It is not entirely clear from the text if James has in mind a rich Christian who might be passing through or simply a visitor who happened to wander into the assembly. Paul makes mention of visitors in I cor 14:23 so such a thing is possible. However, in either case, paying attention to the richly dressed rich man and shunning the poorly dressed poor man puts those who do that in a bad spot.
First, James says that distinctions have been made among yourselves. A class warfare so to speak and possibly similar to what happened in Corinth. Paul addressed this in the first chapter of I Corinthians concerning those who made distinctions based on names of preachers . Second, he asks, in what I think is a question obviously designed to be answered “yes!”, if they have not become judges with evil thoughts?
It is bad enough to make yourself a judge and he will have more to say on this in the book but this judge is one with ‘evil thoughts’. A quick consult of a concordance and you can see ‘evil thoughts’ appearing in Matthew 15:19 and Mark 7:21. At the end of a discussion on Corban (a scheme by which the pharisees enriched themselves in so-called service to God), Jesus says that from the heart proceed evil thoughts. I would suggest that covetousness would be included in that context and this one.
Maybe they just were hoping that this rich man would drop a Talent or two into the collection plate. I am sure no one expected more than 1/2 a shilling from the poor man if that much. After all, they had buildings to build, salaries to pay, programs to fund…oh wait, once again I am getting a few centuries ahead of myself. Maybe they saw him as a potential business partner, client or someone who had connections that would help them out. In either case, the fact that they were well dressed became an enticement and their own lusts brought forth sin. (mmmm, heard that somewhere! 1:13-15) James says “don’t let the sin grow up!”
Another danger to this would be that the rich man might fall for this partial treatment and consider himself to be somebody special. Jesus was subject to this kind of flattery and yet did not succumb to it. Still, who is to say that this person might not think “wow! I must be someone.” Of course the truth is ‘there is neither Jew nor Greek, bond nor free, male nor female and let me add ‘black nor white, rich nor poor’ we are all one in Christ. Gal 3:26-29
Still another danger would be that the poor man in seeing this might become discouraged and fall. Sure temptations will come and even the poor must endure them (1:3 and 9) but woe to the one who puts the stumbling block in his way.
I am sure that the person showing partiality had a logical reason for doing so. However, let me suggest that if the President of the United States (pick your favorite, Obama, Bush or Reagan) were to come into your assembly and a poor man from the poor side of town were to choose that day to visit also.
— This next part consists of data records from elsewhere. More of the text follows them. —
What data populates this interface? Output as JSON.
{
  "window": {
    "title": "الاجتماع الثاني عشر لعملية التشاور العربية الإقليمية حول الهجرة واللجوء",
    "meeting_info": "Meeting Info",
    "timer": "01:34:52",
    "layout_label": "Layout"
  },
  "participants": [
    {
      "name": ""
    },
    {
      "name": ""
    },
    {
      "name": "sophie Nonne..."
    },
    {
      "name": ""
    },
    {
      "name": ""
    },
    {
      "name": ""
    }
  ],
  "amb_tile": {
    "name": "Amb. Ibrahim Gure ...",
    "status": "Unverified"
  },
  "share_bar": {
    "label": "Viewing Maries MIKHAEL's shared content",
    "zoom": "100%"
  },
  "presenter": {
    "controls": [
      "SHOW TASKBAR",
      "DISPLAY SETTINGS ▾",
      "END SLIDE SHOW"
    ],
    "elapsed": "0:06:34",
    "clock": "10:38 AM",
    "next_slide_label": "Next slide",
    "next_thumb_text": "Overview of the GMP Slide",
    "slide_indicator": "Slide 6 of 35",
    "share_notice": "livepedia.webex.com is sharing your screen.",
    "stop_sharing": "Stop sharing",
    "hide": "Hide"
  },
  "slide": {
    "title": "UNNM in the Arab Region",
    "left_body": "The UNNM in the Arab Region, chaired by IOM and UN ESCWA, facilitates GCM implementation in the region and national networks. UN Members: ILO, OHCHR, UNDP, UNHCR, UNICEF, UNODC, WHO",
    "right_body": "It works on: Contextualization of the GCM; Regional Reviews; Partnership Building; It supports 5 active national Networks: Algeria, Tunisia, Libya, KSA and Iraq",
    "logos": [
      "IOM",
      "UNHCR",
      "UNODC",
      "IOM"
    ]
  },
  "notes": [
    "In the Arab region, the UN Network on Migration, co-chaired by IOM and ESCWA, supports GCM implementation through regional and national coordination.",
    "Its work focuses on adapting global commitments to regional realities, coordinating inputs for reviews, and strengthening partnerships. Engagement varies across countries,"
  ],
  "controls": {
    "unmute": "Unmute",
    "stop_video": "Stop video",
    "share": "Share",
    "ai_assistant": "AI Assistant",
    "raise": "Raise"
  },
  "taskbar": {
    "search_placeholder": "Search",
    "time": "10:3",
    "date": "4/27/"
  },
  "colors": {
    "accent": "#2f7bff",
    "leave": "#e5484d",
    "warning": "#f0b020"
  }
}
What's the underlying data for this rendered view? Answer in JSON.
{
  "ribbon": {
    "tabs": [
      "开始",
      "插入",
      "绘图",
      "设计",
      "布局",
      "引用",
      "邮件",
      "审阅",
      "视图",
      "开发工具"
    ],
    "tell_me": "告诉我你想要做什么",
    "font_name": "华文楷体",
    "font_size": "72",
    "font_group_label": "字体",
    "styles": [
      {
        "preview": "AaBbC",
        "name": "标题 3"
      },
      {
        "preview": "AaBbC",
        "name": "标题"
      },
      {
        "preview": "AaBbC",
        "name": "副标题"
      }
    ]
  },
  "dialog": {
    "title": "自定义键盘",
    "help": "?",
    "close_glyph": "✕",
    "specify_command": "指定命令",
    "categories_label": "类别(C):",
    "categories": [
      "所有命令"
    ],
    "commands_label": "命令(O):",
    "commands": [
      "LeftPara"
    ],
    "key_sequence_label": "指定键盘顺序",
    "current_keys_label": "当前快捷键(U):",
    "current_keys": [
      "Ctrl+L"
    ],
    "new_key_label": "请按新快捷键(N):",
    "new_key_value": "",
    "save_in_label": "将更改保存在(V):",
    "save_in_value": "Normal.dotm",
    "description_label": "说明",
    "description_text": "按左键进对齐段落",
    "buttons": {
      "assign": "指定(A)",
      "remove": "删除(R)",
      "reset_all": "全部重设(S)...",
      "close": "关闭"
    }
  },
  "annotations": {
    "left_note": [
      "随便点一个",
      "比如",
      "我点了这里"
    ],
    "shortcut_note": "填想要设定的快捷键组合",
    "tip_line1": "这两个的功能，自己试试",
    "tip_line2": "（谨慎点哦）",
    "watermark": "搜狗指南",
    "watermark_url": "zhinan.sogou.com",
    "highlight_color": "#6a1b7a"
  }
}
The best you could do is say “Mr. President…Welcome. Please go find a seat. Sit where you like.” and to the poor man. Sir, welcome….please go find a seat. Sit where you like.”